▶ [Instructions for the task] Reply with one number, the count of lines below that contain the string "this".

Data provided below:

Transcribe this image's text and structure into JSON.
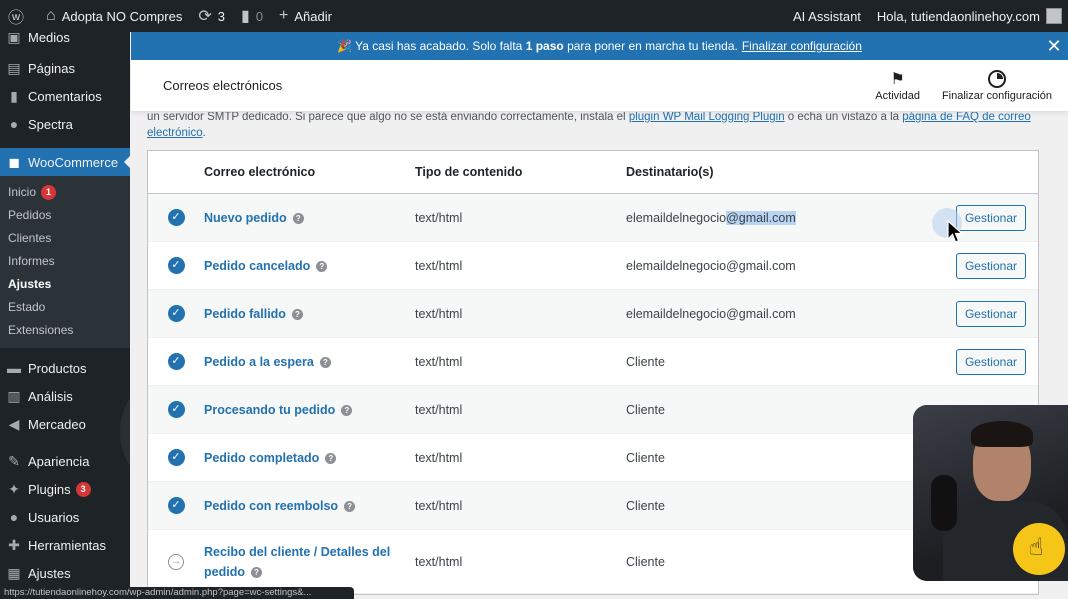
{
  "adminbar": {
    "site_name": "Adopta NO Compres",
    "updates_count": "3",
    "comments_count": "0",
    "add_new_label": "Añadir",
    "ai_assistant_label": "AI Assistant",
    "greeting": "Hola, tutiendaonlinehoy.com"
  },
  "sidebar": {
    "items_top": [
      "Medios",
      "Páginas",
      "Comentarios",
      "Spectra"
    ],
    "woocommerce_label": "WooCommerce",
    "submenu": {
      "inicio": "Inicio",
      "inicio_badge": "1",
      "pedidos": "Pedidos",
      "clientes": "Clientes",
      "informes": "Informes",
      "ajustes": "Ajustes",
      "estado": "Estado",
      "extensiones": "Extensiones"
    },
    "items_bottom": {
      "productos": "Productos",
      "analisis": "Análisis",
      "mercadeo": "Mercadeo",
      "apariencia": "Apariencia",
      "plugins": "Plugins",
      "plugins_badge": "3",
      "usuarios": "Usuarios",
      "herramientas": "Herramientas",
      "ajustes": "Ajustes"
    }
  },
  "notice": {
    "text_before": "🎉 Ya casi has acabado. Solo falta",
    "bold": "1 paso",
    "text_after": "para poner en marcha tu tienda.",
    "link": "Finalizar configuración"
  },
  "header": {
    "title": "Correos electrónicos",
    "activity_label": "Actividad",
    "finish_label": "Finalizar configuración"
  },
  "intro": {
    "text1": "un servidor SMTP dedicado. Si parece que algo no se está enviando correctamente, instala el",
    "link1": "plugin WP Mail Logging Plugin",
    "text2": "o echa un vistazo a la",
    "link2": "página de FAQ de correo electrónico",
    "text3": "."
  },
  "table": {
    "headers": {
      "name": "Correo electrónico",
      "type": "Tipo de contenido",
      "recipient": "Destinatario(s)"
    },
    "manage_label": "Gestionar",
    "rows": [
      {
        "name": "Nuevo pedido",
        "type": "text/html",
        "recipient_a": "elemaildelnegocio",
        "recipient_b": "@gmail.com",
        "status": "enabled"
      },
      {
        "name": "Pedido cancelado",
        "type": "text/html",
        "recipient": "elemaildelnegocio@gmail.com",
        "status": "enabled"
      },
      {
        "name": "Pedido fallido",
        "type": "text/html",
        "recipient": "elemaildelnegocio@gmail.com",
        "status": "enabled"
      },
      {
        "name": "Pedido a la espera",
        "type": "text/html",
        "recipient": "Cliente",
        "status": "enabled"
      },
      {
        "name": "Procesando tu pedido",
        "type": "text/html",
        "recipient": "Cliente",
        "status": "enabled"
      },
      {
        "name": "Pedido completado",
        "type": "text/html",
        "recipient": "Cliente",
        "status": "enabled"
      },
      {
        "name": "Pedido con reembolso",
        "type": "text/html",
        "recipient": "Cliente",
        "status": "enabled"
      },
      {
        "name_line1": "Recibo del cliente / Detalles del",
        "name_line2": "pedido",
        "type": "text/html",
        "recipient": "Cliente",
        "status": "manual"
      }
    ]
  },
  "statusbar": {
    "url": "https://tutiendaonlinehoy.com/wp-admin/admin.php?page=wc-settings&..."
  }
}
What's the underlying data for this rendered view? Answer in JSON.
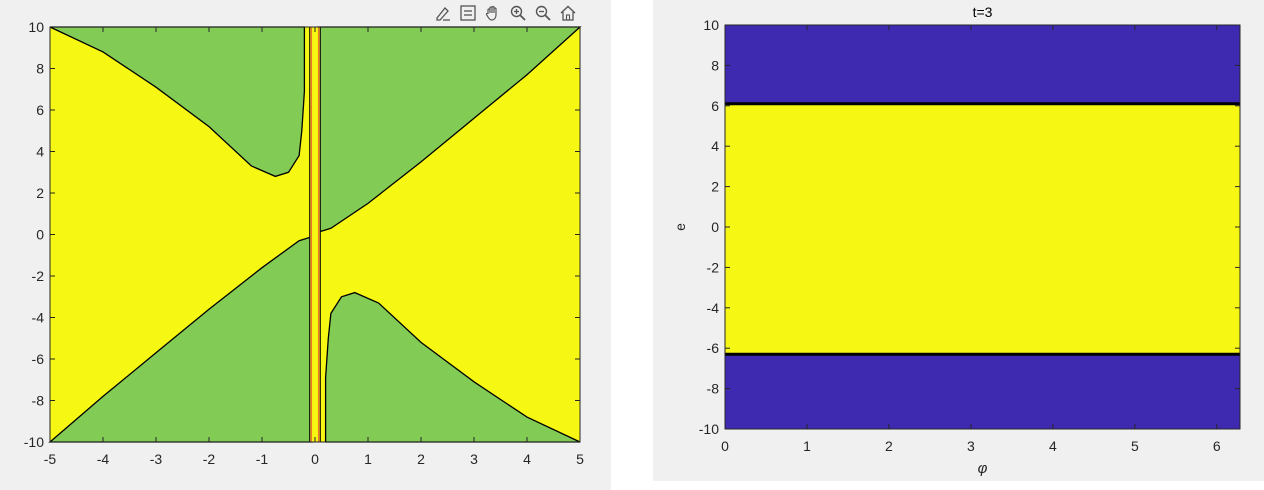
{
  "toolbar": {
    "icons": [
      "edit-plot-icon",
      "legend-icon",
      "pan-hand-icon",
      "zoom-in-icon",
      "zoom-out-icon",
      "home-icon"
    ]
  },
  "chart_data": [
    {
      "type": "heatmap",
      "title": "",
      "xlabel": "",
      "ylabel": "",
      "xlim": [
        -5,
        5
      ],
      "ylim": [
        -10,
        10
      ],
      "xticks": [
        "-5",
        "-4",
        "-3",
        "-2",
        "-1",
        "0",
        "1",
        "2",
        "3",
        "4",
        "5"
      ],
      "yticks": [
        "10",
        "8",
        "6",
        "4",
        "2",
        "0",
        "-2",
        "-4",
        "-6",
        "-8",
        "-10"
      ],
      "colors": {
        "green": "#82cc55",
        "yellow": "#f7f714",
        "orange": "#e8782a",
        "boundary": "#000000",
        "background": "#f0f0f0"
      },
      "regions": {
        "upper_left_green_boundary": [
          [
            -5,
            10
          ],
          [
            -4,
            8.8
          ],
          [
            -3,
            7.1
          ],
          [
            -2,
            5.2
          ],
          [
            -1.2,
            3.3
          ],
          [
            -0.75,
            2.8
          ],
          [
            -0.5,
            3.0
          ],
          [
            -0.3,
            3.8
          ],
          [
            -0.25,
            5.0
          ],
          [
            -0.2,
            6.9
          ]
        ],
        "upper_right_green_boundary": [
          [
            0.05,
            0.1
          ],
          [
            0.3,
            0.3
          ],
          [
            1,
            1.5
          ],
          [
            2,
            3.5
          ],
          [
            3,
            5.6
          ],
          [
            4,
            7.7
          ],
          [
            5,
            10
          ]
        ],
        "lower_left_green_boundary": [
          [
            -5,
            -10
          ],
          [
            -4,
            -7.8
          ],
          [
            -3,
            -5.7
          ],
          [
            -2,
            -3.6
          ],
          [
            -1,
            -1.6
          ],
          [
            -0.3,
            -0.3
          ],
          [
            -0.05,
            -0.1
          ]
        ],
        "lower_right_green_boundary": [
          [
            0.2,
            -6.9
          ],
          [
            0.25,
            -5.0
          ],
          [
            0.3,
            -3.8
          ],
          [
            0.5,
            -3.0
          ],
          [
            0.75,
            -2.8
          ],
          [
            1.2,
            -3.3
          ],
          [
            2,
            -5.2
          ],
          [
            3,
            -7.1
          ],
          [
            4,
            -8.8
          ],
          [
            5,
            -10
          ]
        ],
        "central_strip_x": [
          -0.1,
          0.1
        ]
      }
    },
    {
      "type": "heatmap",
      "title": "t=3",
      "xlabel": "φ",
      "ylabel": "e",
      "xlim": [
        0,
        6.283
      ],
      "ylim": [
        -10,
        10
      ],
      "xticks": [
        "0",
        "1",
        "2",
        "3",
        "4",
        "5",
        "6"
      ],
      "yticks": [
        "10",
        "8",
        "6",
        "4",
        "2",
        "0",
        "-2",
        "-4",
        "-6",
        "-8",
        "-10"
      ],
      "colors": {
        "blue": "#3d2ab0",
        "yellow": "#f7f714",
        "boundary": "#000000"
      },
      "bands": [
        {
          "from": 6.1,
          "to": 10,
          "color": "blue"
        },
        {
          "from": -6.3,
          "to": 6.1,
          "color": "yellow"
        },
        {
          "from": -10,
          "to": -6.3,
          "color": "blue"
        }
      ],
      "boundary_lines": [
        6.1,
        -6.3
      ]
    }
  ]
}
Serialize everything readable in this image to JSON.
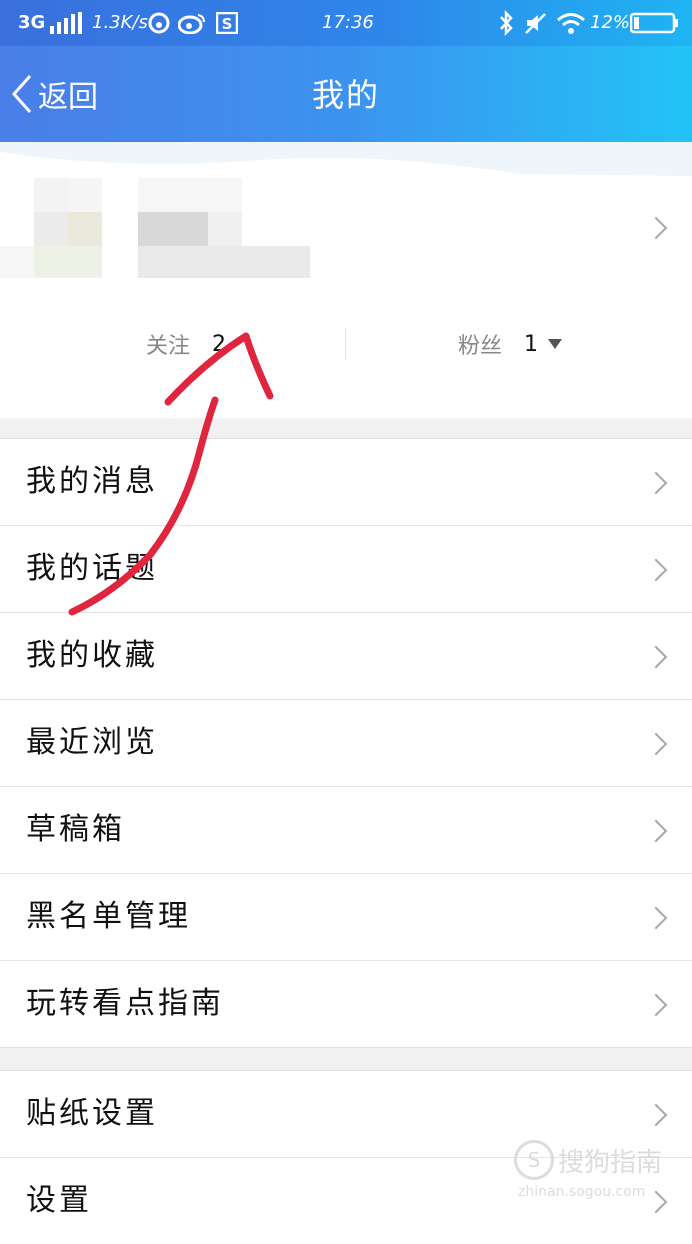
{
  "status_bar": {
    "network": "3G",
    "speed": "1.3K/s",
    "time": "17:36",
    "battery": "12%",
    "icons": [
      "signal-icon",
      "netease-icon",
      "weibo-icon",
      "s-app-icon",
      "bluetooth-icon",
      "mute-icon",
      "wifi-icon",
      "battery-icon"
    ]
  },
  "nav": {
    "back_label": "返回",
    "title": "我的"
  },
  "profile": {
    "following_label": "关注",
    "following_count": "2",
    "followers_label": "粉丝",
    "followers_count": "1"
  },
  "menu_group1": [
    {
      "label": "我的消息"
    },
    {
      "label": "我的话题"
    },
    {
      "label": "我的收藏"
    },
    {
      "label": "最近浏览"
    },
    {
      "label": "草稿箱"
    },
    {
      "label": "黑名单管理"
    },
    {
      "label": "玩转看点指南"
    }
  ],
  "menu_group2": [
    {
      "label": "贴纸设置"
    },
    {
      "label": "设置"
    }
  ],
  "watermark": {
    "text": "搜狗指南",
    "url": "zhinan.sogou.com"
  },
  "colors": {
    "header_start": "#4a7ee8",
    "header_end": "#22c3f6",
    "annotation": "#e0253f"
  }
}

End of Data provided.

▶ [Your response] 3